▸ **Requirement**
Set the records down once more so that they match the source word for word.

▸ **Information**

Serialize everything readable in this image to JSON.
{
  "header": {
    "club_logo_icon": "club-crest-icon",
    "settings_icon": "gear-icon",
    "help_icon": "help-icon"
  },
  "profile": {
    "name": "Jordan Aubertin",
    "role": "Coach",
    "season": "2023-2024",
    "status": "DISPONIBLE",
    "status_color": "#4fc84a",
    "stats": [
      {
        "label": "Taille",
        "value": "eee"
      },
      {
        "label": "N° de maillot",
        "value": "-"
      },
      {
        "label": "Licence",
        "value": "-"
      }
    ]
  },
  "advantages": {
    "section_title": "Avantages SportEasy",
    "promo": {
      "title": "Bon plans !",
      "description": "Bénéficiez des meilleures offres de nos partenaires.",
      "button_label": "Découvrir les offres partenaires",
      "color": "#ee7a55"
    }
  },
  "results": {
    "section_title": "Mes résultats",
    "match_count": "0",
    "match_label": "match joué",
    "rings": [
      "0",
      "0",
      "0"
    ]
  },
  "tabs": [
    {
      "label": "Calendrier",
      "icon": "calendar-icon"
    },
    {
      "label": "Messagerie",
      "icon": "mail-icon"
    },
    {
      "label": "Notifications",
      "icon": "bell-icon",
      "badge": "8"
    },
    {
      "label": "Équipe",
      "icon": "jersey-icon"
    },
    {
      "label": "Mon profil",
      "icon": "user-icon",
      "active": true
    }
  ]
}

▸ **Written response**
Serialize everything readable in this image to JSON.
{
  "header": {
    "club_logo_icon": "club-crest-icon",
    "settings_icon": "gear-icon",
    "help_icon": "help-icon"
  },
  "profile": {
    "name": "Jordan Aubertin",
    "role": "Coach",
    "season": "2023-2024",
    "status": "DISPONIBLE",
    "status_color": "#4fc84a",
    "stats": [
      {
        "label": "Taille",
        "value": "eee"
      },
      {
        "label": "N° de maillot",
        "value": "-"
      },
      {
        "label": "Licence",
        "value": "-"
      }
    ]
  },
  "advantages": {
    "section_title": "Avantages SportEasy",
    "promo": {
      "title": "Bon plans !",
      "description": "Bénéficiez des meilleures offres de nos partenaires.",
      "button_label": "Découvrir les offres partenaires",
      "color": "#ee7a55"
    }
  },
  "results": {
    "section_title": "Mes résultats",
    "match_count": "0",
    "match_label": "match joué",
    "rings": [
      "0",
      "0",
      "0"
    ]
  },
  "tabs": [
    {
      "label": "Calendrier",
      "icon": "calendar-icon"
    },
    {
      "label": "Messagerie",
      "icon": "mail-icon"
    },
    {
      "label": "Notifications",
      "icon": "bell-icon",
      "badge": "8"
    },
    {
      "label": "Équipe",
      "icon": "jersey-icon"
    },
    {
      "label": "Mon profil",
      "icon": "user-icon",
      "active": true
    }
  ]
}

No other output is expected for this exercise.